What is expected =>
Word for word, restate every entry shown below.

____________

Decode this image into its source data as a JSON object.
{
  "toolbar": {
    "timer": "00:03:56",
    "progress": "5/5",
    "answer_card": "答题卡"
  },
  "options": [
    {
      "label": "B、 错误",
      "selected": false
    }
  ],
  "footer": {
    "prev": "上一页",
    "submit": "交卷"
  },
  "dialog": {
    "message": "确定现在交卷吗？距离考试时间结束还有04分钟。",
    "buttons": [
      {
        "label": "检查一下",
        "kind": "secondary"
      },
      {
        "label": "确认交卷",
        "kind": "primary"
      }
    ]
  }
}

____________

Your solution =>
Decode this image into its source data as a JSON object.
{
  "toolbar": {
    "timer": "00:03:56",
    "progress": "5/5",
    "answer_card": "答题卡"
  },
  "options": [
    {
      "label": "B、 错误",
      "selected": false
    }
  ],
  "footer": {
    "prev": "上一页",
    "submit": "交卷"
  },
  "dialog": {
    "message": "确定现在交卷吗？距离考试时间结束还有04分钟。",
    "buttons": [
      {
        "label": "检查一下",
        "kind": "secondary"
      },
      {
        "label": "确认交卷",
        "kind": "primary"
      }
    ]
  }
}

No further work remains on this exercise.